Pope Francis reforms Vatican's legal system
ROME, July 11 (RAPSI, Natalia Shmakova) - Pope Francis has reformed the Vatican's legal system, cancelling life imprisonment, setting the longest possible prison term at 30-35 years, and introducing the terms "torture" and "crimes against humanity."
He has also bolstered criminal legislation against child abuse, the Holy See's press service reported on Thursday.
The Vatican said in a statement that Pope Francis has issued a Motu Proprio on criminal law matters and administrative sanctions within Vatican City State and the Holy See, and that the Pontifical Commission for Vatican City State has adopted three relevant laws.
These laws are the next step in the efforts which Pope Benedict launched in 2010 to bring the Vatican legal system in line with international law, in particular with regard to countering money laundering and international terrorism.
Furthermore, the laws also include the provisions of numerous international conventions on the conduct of war and war crimes, racial discrimination, torture, the rights of the child, and corruption.

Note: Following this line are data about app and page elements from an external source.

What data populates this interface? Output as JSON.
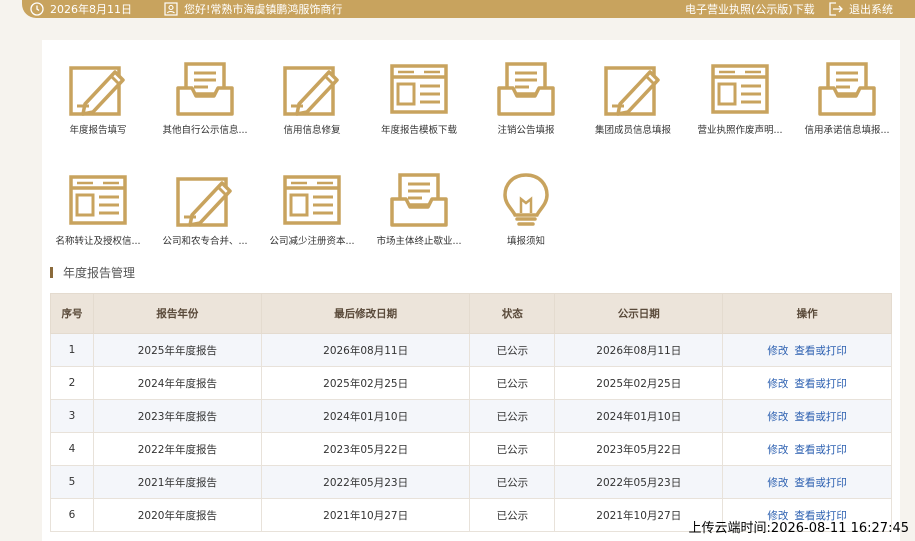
{
  "header": {
    "date": "2026年8月11日",
    "greeting": "您好!常熟市海虞镇鹏鸿服饰商行",
    "license_download": "电子营业执照(公示版)下载",
    "logout": "退出系统"
  },
  "tiles": [
    {
      "label": "年度报告填写",
      "icon": "pencil-edit-icon"
    },
    {
      "label": "其他自行公示信息...",
      "icon": "inbox-tray-icon"
    },
    {
      "label": "信用信息修复",
      "icon": "pencil-edit-icon"
    },
    {
      "label": "年度报告模板下载",
      "icon": "form-window-icon"
    },
    {
      "label": "注销公告填报",
      "icon": "inbox-tray-icon"
    },
    {
      "label": "集团成员信息填报",
      "icon": "pencil-edit-icon"
    },
    {
      "label": "营业执照作废声明...",
      "icon": "form-window-icon"
    },
    {
      "label": "信用承诺信息填报...",
      "icon": "inbox-tray-icon"
    },
    {
      "label": "名称转让及授权信...",
      "icon": "form-window-icon"
    },
    {
      "label": "公司和农专合并、...",
      "icon": "pencil-edit-icon"
    },
    {
      "label": "公司减少注册资本...",
      "icon": "form-window-icon"
    },
    {
      "label": "市场主体终止歇业...",
      "icon": "inbox-tray-icon"
    },
    {
      "label": "填报须知",
      "icon": "lightbulb-icon"
    }
  ],
  "section": {
    "title": "年度报告管理"
  },
  "table": {
    "headers": [
      "序号",
      "报告年份",
      "最后修改日期",
      "状态",
      "公示日期",
      "操作"
    ],
    "actions": {
      "edit": "修改",
      "view": "查看或打印"
    },
    "rows": [
      [
        "1",
        "2025年年度报告",
        "2026年08月11日",
        "已公示",
        "2026年08月11日"
      ],
      [
        "2",
        "2024年年度报告",
        "2025年02月25日",
        "已公示",
        "2025年02月25日"
      ],
      [
        "3",
        "2023年年度报告",
        "2024年01月10日",
        "已公示",
        "2024年01月10日"
      ],
      [
        "4",
        "2022年年度报告",
        "2023年05月22日",
        "已公示",
        "2023年05月22日"
      ],
      [
        "5",
        "2021年年度报告",
        "2022年05月23日",
        "已公示",
        "2022年05月23日"
      ],
      [
        "6",
        "2020年年度报告",
        "2021年10月27日",
        "已公示",
        "2021年10月27日"
      ]
    ]
  },
  "watermark": "上传云端时间:2026-08-11 16:27:45",
  "colors": {
    "accent": "#c8a35e",
    "link": "#2b5fb0",
    "header_bg": "#ece4da"
  }
}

Corriere della Sera points to the huge importance of the ongoing reform, noting that the Vatican legal system has not been amended since 1929.